TJ: So this is Jesus Calling from September 23rd. It says:
Walk with Me in the freedom of forgiveness. The path we follow together is sometimes steep and slippery. If you carry a burden of guilt on your back, you are more likely to stumble and fall. At your request, I will remove the heavy load from you and bury it at the foot of the cross. When I unburden you, you are undeniably free! Stand up straight and tall in My Presence so that no one can place more burdens on your back. Look into My Face and feel the warmth of My Love-Light shining upon you. It is this unconditional Love that frees you from both fears and sins. Spend time basking in the Light of My Presence. As you come to know Me more and more intimately, you grow increasingly free.
God’s Word is a living thing. It’s a living Word. And when Jesus came to this earth, He became flesh. It’s like this right here to me is a special friend, speaking to me, straight to my heart like Beth did, in ways that I can understand and consume.

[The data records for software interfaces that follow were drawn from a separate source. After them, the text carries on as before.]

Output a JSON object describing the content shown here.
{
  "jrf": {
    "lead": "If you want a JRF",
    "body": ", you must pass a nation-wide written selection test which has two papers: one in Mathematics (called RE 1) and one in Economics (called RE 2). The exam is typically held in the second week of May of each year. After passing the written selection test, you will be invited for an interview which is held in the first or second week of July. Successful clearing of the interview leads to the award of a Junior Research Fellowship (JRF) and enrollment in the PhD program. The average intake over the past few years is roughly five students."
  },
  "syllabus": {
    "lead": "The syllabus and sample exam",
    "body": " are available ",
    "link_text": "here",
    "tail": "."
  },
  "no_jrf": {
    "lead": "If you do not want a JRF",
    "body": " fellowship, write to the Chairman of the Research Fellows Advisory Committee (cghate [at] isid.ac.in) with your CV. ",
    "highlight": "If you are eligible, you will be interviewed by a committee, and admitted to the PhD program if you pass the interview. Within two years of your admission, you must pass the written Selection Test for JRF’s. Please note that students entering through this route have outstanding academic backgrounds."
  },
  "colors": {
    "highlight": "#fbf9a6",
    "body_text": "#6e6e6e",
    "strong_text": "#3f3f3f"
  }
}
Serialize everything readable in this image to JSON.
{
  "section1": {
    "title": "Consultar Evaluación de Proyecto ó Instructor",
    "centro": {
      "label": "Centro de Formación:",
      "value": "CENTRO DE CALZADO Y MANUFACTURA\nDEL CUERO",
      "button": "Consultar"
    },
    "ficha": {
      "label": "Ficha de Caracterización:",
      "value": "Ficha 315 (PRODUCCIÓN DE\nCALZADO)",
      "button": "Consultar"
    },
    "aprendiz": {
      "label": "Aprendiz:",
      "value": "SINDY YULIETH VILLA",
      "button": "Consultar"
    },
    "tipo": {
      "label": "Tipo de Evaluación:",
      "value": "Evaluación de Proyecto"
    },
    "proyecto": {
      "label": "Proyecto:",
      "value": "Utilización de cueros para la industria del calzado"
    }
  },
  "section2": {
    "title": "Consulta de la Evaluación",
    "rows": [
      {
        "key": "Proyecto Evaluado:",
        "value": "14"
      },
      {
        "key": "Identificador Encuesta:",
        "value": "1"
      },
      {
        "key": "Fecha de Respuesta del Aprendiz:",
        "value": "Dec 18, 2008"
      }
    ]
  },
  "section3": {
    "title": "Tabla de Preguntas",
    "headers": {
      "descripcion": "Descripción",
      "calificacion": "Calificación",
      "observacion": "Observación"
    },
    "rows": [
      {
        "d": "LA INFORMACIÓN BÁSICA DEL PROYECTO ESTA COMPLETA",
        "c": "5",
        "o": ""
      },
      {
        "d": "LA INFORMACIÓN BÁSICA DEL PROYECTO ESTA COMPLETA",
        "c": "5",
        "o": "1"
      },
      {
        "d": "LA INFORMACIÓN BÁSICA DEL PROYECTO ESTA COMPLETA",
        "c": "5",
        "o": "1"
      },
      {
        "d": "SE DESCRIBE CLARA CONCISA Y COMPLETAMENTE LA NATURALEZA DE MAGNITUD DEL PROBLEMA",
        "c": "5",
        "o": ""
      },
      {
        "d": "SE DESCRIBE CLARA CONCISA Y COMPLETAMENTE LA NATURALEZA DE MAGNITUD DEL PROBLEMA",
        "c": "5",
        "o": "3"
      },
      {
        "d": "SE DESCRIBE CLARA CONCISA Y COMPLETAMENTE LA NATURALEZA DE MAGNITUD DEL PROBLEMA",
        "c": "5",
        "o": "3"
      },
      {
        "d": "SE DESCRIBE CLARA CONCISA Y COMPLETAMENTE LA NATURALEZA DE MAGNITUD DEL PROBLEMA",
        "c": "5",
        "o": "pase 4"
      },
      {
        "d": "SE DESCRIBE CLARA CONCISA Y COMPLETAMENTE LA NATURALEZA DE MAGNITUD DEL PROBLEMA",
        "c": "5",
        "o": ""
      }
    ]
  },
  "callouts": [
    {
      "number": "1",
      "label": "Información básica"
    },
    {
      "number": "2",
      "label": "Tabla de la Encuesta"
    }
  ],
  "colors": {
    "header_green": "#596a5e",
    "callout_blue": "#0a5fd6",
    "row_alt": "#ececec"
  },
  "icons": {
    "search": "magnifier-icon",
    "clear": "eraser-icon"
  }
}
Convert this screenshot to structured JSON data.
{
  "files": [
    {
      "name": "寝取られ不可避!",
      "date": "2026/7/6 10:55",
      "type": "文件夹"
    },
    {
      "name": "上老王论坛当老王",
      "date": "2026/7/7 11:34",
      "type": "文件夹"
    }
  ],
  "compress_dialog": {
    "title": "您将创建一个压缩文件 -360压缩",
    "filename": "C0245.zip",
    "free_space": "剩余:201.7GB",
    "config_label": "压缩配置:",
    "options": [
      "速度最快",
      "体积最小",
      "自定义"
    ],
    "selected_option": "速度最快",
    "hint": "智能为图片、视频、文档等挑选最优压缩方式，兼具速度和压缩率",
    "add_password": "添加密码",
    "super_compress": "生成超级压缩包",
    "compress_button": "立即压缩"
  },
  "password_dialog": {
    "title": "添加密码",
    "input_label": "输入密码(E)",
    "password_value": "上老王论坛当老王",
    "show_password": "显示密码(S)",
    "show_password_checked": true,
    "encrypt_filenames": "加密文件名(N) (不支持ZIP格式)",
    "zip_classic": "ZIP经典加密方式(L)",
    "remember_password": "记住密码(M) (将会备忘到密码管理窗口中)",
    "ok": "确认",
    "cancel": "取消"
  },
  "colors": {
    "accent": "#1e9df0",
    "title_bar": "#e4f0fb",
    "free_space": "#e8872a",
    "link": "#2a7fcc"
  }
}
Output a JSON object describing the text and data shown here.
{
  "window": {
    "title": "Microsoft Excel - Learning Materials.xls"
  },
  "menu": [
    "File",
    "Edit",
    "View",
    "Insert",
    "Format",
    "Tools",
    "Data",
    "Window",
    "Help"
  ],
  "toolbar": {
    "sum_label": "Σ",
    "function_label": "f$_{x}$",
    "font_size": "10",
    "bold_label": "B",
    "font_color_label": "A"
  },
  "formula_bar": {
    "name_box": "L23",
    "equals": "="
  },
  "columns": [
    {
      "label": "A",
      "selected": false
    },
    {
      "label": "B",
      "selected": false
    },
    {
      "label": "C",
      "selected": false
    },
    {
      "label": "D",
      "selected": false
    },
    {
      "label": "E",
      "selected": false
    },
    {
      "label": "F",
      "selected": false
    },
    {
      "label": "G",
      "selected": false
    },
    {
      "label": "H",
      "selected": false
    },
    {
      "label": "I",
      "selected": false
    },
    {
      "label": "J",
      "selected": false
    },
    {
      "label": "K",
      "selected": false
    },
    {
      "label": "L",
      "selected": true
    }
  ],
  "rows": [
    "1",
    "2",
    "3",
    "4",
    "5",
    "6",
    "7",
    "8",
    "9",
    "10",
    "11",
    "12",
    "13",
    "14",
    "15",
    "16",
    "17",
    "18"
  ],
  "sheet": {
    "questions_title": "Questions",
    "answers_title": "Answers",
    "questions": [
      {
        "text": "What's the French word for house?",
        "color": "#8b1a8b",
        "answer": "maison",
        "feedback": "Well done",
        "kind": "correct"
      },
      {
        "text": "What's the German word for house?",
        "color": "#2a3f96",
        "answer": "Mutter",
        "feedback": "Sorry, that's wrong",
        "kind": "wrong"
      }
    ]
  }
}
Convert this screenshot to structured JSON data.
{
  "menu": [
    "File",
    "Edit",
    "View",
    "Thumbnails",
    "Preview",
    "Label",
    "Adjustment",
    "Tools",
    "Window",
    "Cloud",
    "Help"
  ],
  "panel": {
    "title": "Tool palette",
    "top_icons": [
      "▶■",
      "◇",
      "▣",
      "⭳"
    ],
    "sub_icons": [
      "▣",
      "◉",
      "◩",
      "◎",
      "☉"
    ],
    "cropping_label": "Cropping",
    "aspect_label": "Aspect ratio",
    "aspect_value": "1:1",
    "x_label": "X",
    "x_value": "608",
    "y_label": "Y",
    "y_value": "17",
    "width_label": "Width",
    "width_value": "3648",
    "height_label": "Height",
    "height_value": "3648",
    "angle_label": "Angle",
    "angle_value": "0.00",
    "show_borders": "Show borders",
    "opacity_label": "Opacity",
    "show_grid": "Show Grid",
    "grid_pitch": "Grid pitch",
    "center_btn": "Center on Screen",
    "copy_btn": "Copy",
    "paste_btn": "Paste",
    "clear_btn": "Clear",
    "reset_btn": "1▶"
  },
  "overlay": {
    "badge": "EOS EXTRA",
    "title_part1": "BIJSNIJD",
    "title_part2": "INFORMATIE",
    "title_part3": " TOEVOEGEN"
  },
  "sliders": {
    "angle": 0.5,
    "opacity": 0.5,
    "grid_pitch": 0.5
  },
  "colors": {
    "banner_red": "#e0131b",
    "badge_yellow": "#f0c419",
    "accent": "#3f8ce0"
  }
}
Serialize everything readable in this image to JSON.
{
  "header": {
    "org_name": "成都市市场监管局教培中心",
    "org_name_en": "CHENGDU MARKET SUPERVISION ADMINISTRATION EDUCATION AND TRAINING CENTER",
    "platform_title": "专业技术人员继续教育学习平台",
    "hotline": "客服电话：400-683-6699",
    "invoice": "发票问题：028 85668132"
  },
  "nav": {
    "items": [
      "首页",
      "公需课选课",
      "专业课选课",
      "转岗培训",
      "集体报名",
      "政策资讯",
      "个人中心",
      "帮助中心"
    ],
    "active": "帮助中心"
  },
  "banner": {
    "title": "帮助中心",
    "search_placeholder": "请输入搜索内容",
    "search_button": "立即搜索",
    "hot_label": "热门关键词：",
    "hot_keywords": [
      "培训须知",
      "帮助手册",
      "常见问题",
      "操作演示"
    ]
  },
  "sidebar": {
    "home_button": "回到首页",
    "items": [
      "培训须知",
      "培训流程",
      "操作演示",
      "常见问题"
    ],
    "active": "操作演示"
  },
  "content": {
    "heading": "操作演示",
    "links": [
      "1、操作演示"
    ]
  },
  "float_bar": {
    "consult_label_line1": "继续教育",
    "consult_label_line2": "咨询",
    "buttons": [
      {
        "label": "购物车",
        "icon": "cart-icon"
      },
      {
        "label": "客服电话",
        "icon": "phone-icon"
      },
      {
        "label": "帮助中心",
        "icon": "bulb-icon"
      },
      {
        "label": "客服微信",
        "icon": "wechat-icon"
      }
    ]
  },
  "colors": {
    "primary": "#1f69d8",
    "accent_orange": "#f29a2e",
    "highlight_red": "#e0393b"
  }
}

I’m just so thankful. I’m thankful in my situation that God did give me an option and I’m thankful now that He’s allowing me to serve Him in ways that I would’ve never dreamed of.
Beth: TJ, I’m so thankful. I’m so thankful you’ve been redeemed and restored and given new life and new chances and a new way to live life and love the Lord.
I think Rachel herself gave us the courage to move forward, that she left such a platform of redemption that it would have been complete disobedience for us to crawl into a shell and be bitter, unforgiving, and just hide our pain.
I think even as believers, we’re almost afraid to say “I forgive,” because we think it’s a pass for what happened. And I think when we view forgiveness more from a point of I want to be redeemed from this, I want to be restored from this—and hopefully the abuser or the perpetrator would also experience that. But we’re not responsible for them. I am able to forgive because I’m not making that a life sentence. It was for Rachel. What happened that day was a life sentence. We don’t get overs on that. It’s giving yourself permission to move forward and let the Lord heal the pain.
Narrator: To learn more about TJ and Beth’s stories, be sure to check out their I Am Second talk at IAmSecond.com.
If you or someone you know has been dealing with thoughts of suicide, there is help. Please call the National Suicide Prevention line at 1-800-273-8255.
If you’d like to hear more stories about forgiveness and trusting God in times of darkness, check out our interview with Lysa TerKeurst.
Narrator: Next time on the Jesus Calling Podcast, we speak with writer and wife of country music star Thomas Rhett. Lauren Akins opens up about her life-long friendship with Thomas and the life-changing experience of doing mission work in Haiti, and then in Uganda, where she met the precious baby who would become their first daughter a year later.
Lauren: I went with complete strangers to a third-world country, while my husband was releasing an album and doing all kinds of things stateside. But I just felt like it was a door that the Lord had swung wide open right in front of me. And it turned out to be the best thing I’d ever done, because it’s like God just opened my eyes to a whole new world. And I felt like, at least in that moment, He introduced me to my purpose then.
Narrator: Want to hear more inspirational stories of people who have been changed by a closer walk with God? Then subscribe today to the Jesus Calling Podcast on Apple Podcasts, Stitcher, or wherever you listen to your podcasts. And please be sure to leave a review, which helps us reach and inspire others with these stories. Plus, if you like seeing our guests as well as hearing them, you can find video interviews available on our Youtube channel at youtube.com/jesuscallingbook, on Facebook, and on the Jesus Calling Instagram page.